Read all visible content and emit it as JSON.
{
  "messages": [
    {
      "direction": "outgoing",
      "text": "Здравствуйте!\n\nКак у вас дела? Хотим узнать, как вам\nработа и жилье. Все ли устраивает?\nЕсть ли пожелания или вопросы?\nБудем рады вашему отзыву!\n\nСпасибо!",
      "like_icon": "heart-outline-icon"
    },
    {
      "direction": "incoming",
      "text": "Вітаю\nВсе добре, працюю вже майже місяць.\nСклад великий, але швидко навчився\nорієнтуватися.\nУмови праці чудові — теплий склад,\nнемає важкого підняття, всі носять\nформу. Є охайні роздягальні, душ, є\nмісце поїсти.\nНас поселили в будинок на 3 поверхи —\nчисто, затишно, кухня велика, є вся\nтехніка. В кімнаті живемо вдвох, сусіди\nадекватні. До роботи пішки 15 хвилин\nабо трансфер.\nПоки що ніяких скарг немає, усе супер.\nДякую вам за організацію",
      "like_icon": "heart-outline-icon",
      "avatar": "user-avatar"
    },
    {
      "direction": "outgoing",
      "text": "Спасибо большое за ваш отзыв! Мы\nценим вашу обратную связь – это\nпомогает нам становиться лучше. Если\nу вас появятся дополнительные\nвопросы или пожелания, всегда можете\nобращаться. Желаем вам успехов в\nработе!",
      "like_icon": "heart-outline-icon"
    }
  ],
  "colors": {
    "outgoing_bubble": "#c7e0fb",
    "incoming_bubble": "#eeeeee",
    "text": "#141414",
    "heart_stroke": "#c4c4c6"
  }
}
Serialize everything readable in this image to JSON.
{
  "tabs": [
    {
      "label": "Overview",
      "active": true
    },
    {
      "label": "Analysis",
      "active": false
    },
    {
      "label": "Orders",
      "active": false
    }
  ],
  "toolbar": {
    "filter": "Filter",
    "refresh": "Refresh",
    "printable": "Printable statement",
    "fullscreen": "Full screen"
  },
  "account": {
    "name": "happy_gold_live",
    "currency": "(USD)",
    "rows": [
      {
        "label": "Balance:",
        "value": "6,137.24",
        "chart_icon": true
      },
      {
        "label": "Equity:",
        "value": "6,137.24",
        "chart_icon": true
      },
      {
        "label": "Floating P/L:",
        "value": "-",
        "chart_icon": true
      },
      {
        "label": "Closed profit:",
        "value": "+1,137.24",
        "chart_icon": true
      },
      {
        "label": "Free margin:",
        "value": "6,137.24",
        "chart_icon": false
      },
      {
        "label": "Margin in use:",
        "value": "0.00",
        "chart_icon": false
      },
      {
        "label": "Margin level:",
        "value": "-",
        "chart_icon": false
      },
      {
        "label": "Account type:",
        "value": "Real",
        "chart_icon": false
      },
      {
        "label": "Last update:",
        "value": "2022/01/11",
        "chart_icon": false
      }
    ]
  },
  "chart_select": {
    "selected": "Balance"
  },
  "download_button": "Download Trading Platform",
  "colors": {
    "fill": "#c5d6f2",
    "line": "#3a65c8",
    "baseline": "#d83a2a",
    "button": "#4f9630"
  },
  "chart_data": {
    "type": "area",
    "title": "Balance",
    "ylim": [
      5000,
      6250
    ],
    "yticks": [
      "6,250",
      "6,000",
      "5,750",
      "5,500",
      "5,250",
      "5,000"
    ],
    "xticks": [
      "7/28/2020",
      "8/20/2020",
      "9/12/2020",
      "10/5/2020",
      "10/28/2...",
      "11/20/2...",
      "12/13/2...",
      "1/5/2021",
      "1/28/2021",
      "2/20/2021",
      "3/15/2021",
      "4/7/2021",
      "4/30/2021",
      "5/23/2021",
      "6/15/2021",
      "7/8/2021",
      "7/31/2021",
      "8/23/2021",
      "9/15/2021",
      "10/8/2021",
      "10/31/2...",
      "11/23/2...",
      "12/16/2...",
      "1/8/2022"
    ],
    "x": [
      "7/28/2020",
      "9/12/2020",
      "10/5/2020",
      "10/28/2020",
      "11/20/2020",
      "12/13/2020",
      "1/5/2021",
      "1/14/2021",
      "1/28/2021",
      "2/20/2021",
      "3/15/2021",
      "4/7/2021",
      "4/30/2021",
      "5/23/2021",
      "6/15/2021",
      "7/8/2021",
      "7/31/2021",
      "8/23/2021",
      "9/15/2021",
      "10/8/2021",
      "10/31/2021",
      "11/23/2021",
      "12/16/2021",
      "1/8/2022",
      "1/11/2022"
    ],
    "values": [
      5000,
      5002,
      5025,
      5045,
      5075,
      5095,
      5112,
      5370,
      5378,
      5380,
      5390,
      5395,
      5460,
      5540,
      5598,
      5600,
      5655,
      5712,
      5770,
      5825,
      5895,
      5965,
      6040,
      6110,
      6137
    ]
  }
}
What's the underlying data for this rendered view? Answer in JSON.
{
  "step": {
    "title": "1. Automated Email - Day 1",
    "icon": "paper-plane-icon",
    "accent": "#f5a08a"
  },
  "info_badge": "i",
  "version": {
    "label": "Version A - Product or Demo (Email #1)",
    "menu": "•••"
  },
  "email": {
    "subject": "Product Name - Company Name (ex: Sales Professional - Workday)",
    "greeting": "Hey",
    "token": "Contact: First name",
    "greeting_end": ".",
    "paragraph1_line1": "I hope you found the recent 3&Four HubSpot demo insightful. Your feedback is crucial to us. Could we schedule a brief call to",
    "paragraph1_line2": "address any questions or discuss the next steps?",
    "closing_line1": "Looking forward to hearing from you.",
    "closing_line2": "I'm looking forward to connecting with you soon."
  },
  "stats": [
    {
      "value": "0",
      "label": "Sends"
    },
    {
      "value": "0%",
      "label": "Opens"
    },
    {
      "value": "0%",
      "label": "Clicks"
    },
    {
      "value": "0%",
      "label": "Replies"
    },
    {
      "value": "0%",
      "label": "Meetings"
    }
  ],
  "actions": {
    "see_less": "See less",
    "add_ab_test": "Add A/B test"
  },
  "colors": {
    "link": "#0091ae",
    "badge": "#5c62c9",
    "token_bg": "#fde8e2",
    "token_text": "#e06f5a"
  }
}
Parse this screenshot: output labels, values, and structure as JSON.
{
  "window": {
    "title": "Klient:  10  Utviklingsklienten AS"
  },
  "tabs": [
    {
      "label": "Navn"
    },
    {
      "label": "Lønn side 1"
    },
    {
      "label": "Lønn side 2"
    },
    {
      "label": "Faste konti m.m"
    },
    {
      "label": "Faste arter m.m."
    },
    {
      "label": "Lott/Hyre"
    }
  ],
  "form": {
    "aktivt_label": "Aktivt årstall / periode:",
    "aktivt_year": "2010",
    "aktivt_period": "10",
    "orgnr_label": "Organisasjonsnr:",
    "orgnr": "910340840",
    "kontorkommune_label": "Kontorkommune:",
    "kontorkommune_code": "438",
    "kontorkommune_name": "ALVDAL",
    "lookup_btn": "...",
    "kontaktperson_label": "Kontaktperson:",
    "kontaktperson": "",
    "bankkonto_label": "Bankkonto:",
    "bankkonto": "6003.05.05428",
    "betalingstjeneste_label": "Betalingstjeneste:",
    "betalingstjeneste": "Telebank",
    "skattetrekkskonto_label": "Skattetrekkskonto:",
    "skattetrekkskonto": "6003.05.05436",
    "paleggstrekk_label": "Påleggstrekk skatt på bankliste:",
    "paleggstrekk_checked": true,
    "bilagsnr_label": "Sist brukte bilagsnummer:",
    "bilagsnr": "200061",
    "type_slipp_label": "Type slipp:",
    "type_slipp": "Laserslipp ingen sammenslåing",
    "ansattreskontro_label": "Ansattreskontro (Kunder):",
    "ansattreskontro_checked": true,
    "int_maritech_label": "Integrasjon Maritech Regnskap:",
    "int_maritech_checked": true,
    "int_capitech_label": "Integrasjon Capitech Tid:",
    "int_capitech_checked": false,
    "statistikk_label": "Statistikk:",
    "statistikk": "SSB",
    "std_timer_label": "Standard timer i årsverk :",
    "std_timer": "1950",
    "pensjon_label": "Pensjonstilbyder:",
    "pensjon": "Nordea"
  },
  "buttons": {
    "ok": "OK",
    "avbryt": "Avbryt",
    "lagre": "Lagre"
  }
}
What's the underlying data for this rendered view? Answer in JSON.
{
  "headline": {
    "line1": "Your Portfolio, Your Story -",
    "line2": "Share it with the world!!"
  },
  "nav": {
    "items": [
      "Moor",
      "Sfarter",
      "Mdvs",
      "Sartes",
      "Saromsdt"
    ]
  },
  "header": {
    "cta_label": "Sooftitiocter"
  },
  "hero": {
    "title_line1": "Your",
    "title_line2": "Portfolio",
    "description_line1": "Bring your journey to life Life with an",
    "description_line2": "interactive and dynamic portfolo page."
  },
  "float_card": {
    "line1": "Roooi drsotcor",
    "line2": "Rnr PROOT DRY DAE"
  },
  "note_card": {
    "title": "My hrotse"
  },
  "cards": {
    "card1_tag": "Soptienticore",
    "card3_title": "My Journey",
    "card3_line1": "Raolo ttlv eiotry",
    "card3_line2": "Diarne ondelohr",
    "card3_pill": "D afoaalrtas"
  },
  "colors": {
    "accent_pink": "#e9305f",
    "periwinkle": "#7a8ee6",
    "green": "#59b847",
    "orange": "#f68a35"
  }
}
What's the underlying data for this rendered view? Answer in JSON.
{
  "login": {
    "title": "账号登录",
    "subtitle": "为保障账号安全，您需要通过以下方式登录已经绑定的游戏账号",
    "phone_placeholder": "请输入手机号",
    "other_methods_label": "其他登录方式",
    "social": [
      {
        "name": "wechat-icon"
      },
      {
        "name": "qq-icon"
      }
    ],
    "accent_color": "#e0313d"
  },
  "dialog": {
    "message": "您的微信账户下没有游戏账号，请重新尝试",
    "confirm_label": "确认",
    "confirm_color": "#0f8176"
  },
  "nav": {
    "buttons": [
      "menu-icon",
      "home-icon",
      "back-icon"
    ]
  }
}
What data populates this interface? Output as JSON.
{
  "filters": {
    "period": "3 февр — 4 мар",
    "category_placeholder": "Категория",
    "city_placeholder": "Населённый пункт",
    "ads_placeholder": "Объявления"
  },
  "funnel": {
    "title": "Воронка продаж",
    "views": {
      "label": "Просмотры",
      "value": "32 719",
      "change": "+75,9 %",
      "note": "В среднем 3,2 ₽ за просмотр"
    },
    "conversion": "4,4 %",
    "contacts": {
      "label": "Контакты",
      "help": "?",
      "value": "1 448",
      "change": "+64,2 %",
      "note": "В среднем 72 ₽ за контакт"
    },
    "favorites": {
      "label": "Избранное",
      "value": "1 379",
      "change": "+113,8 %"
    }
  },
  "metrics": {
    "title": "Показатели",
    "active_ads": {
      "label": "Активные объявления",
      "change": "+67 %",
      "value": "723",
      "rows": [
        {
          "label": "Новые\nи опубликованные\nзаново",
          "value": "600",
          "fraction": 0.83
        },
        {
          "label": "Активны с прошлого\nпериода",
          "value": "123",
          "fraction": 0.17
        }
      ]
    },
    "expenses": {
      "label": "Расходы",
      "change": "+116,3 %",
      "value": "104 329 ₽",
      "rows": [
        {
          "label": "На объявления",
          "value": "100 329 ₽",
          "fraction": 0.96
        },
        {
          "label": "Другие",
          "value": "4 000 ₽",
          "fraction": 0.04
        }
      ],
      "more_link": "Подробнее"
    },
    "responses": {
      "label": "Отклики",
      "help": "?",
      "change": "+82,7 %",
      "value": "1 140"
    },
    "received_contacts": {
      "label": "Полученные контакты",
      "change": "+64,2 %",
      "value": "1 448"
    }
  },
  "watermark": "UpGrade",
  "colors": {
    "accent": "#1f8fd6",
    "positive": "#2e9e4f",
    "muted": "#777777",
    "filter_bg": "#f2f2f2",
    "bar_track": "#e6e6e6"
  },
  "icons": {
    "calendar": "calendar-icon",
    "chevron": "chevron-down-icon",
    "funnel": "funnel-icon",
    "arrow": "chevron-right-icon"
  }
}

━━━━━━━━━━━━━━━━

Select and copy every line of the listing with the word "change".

> [Final answer]:
      "change": "+75,9 %",
      "change": "+64,2 %",
      "change": "+113,8 %"
      "change": "+67 %",
      "change": "+116,3 %",
      "change": "+82,7 %",
      "change": "+64,2 %",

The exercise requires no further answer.